Metodologia nauk, Matematyka, Filozofia, Miary i wagi, Pomiary

Materia
Substancje, reakcje, energia
Fizyka, chemia i inżynieria materiałowa

Człowiek
Antropologia kulturowa Socjologia Psychologia Zdrowie i medycyna

Wizje
Przewidywania Kosmologia Religie Ideologia Polityka

Ziemia
Geologia, geofizyka, geochemia, środowisko przyrodnicze

Życie
Biologia, biologia molekularna i genetyka

Cyberprzestrzeń
Technologia cyberprzestrzeni, cyberkultura, media i komunikacja

Działalność
Wiadomości | Gospodarka, biznes, zarządzanie, ekonomia

Technologie
Budownictwo, energetyka, transport, wytwarzanie, technologie informacyjne

Massive Open Online Courses on Health and Medicine: Will They Be Sustainable?

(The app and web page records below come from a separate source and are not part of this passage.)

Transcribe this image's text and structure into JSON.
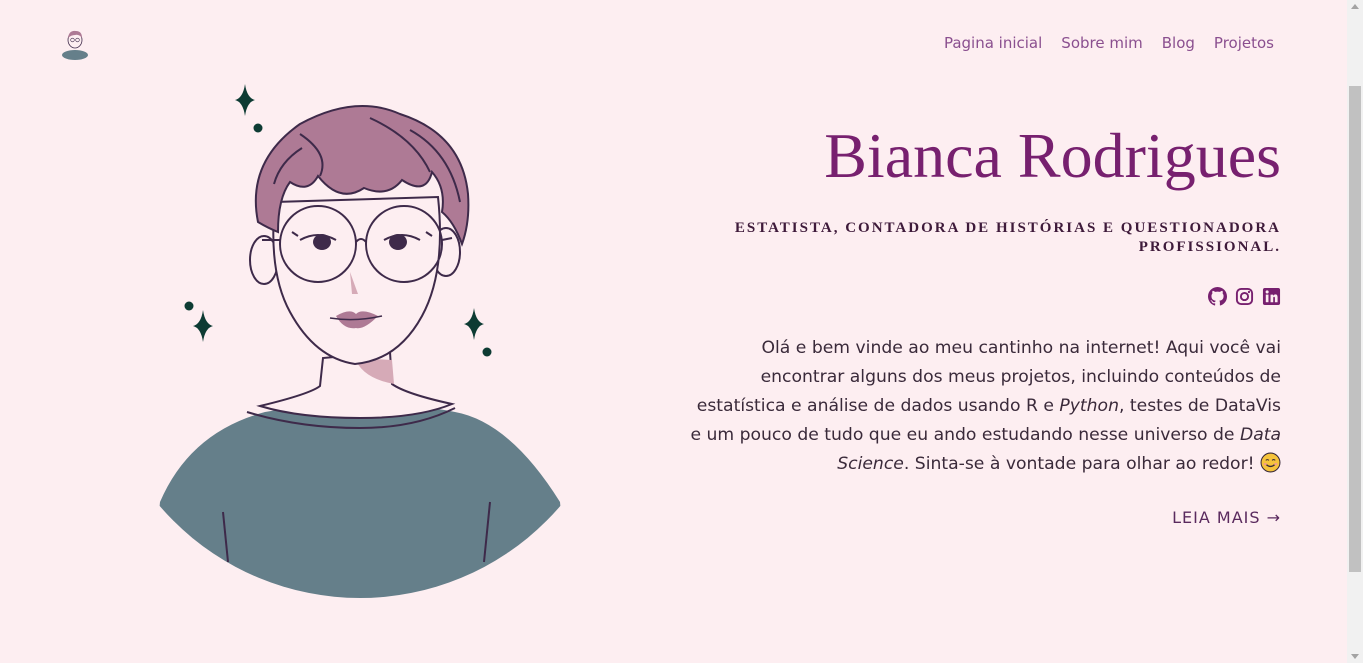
{
  "header": {
    "logo_icon": "avatar-logo-icon",
    "nav": [
      {
        "label": "Pagina inicial"
      },
      {
        "label": "Sobre mim"
      },
      {
        "label": "Blog"
      },
      {
        "label": "Projetos"
      }
    ]
  },
  "hero": {
    "name": "Bianca Rodrigues",
    "subtitle": "Estatista, contadora de histórias e questionadora profissional.",
    "socials": [
      {
        "icon": "github-icon"
      },
      {
        "icon": "instagram-icon"
      },
      {
        "icon": "linkedin-icon"
      }
    ],
    "intro": {
      "part1": "Olá e bem vinde ao meu cantinho na internet! Aqui você vai encontrar alguns dos meus projetos, incluindo conteúdos de estatística e análise de dados usando R e ",
      "em1": "Python",
      "part2": ", testes de DataVis e um pouco de tudo que eu ando estudando nesse universo de ",
      "em2": "Data Science",
      "part3": ". Sinta-se à vontade para olhar ao redor! "
    },
    "read_more": "LEIA MAIS →"
  },
  "colors": {
    "background": "#fdeef1",
    "accent": "#77206f",
    "nav_link": "#8a4f8f",
    "hair": "#ae7a95",
    "shirt": "#657f8a",
    "sparkle": "#0d3b33"
  }
}
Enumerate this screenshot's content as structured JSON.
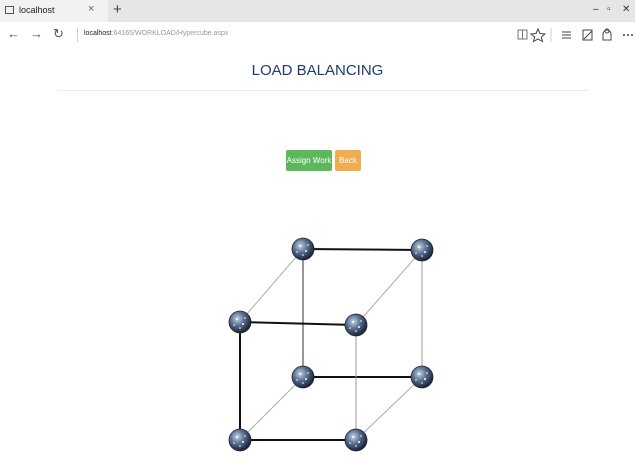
{
  "browser": {
    "tab_title": "localhost",
    "tab_close": "×",
    "new_tab": "+",
    "back": "←",
    "forward": "→",
    "refresh": "↻",
    "address_host": "localhost",
    "address_path": ":64165/WORKLOAD/Hypercube.aspx",
    "toolbar_icons": [
      "reading-view-icon",
      "favorite-star-icon",
      "hub-icon",
      "web-note-icon",
      "share-icon",
      "more-icon"
    ],
    "window_controls": [
      "–",
      "▫",
      "✕"
    ]
  },
  "page": {
    "title": "LOAD BALANCING",
    "buttons": {
      "assign_work": "Assign Work",
      "back": "Back"
    }
  },
  "colors": {
    "assign_work": "#5cb85c",
    "back": "#f0ad4e",
    "title": "#1f3d6b",
    "node": "#445a7a"
  },
  "hypercube": {
    "node_count": 8,
    "node_icon": "globe-node-icon"
  }
}
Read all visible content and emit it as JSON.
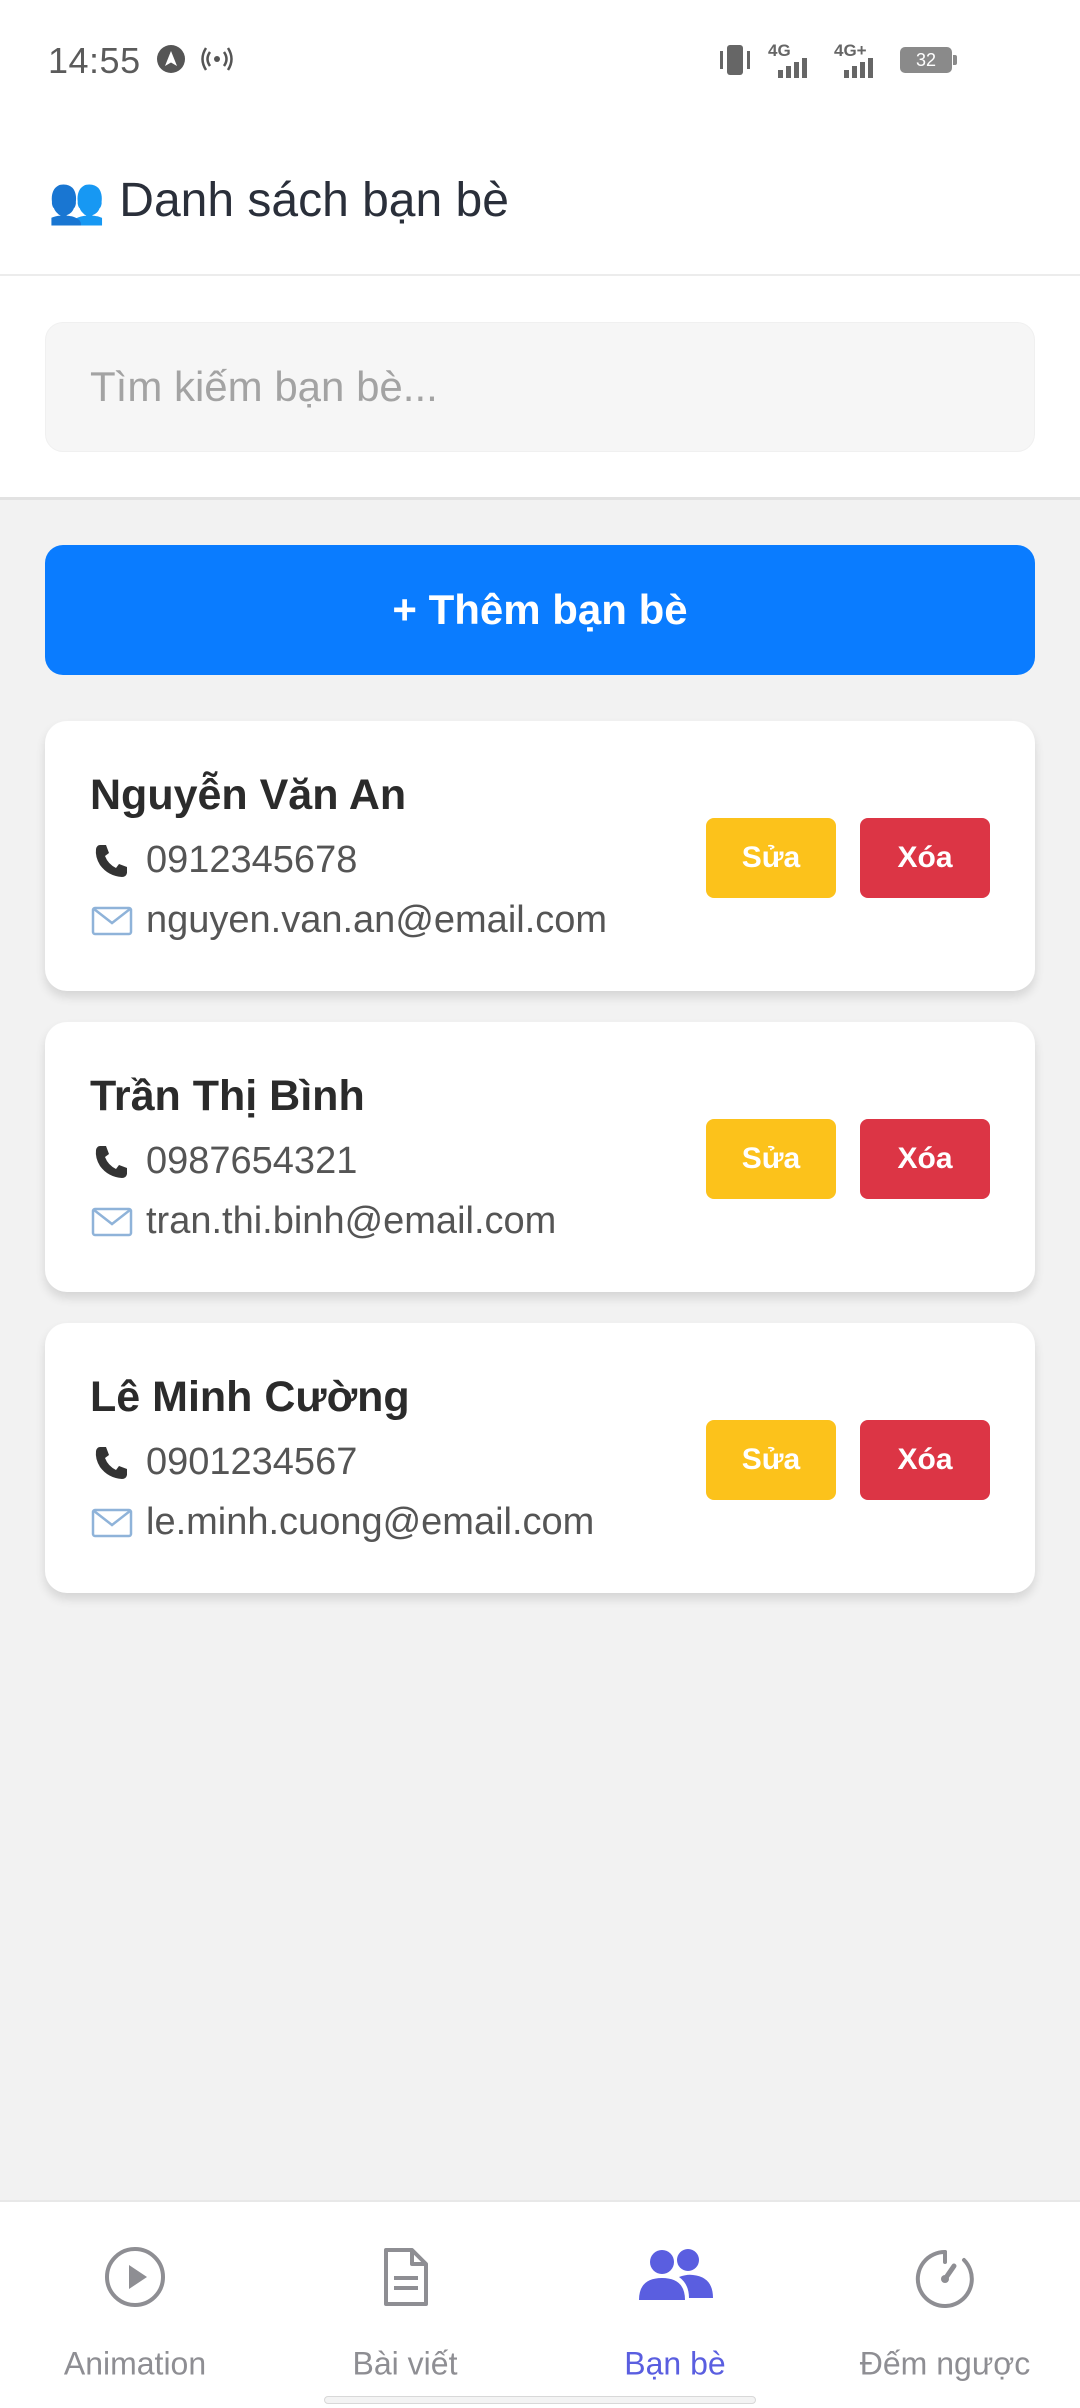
{
  "status_bar": {
    "time": "14:55",
    "network1": "4G",
    "network2": "4G+",
    "battery": "32"
  },
  "header": {
    "icon": "👥",
    "title": "Danh sách bạn bè"
  },
  "search": {
    "placeholder": "Tìm kiếm bạn bè..."
  },
  "add_button_label": "+ Thêm bạn bè",
  "friends": [
    {
      "name": "Nguyễn Văn An",
      "phone": "0912345678",
      "email": "nguyen.van.an@email.com",
      "edit_label": "Sửa",
      "delete_label": "Xóa"
    },
    {
      "name": "Trần Thị Bình",
      "phone": "0987654321",
      "email": "tran.thi.binh@email.com",
      "edit_label": "Sửa",
      "delete_label": "Xóa"
    },
    {
      "name": "Lê Minh Cường",
      "phone": "0901234567",
      "email": "le.minh.cuong@email.com",
      "edit_label": "Sửa",
      "delete_label": "Xóa"
    }
  ],
  "bottom_nav": [
    {
      "label": "Animation",
      "icon": "play-circle-icon",
      "active": false
    },
    {
      "label": "Bài viết",
      "icon": "document-icon",
      "active": false
    },
    {
      "label": "Bạn bè",
      "icon": "people-icon",
      "active": true
    },
    {
      "label": "Đếm ngược",
      "icon": "timer-icon",
      "active": false
    }
  ],
  "colors": {
    "primary": "#0a7cff",
    "edit": "#fcc21b",
    "delete": "#dc3545",
    "nav_active": "#5a5ee0",
    "nav_inactive": "#8e8e93"
  }
}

In this issue of JMIR, Liyanagunawardena and Williams have provided fascinating insight into the world of massive open online courses (MOOCs) as they have emerged over the past few years [1]. Their findings are clear: there is already a range of MOOCs available and they can be used for a variety of purposes in undergraduate medical education and continuous medical education for medical students, doctors, and health care professionals, with potential in health education amongst the general public. These are interesting findings and may represent a significant “next step” in the provision of online learning in health care professional education. However, some would say that the past ten years have been as much about the hype of online learning as about the real outcomes that it can actually achieve [2]. This phenomenon is not peculiar to online learning—it happens with virtually all new media when they are initially introduced to education. In past few years however, there has been a shift in thinking about this new delivery mechanism of learning. Exponents of online learning no longer claim that it can do everything or that it will replace face-to-face education, rather, they are starting to think about how it can be used strategically and how its advantages can be adequately harnessed. Such advantages might include its flexibility or increased access to learners. This new and sober atmosphere with regard to online learning in medical education means that it is probably a good time for the medical education community to look at how MOOCs can be harnessed to deliver better education. Certainly MOOCs satisfy many of the criteria that providers of medical education would like to achieve. They enable increased access, flexibility, and choice to the learner by offering learning at a time and place that suits the learner with substantial amounts of educational content. Another important component is that they are free to the learner. Free access is clearly important to many learners, but the current business model for the provision of MOOCs remains uncertain. Online learning is associated with significant costs, which cannot be ignored in the current economic environment [3]. How long will universities be able to make their content freely available throughout the world without undermining their basic business model, which involves charging learners for their courses? The answer to this question will likely help us draw conclusions as to whether MOOCs are just another passing technology fad or a sustainable long-term solution.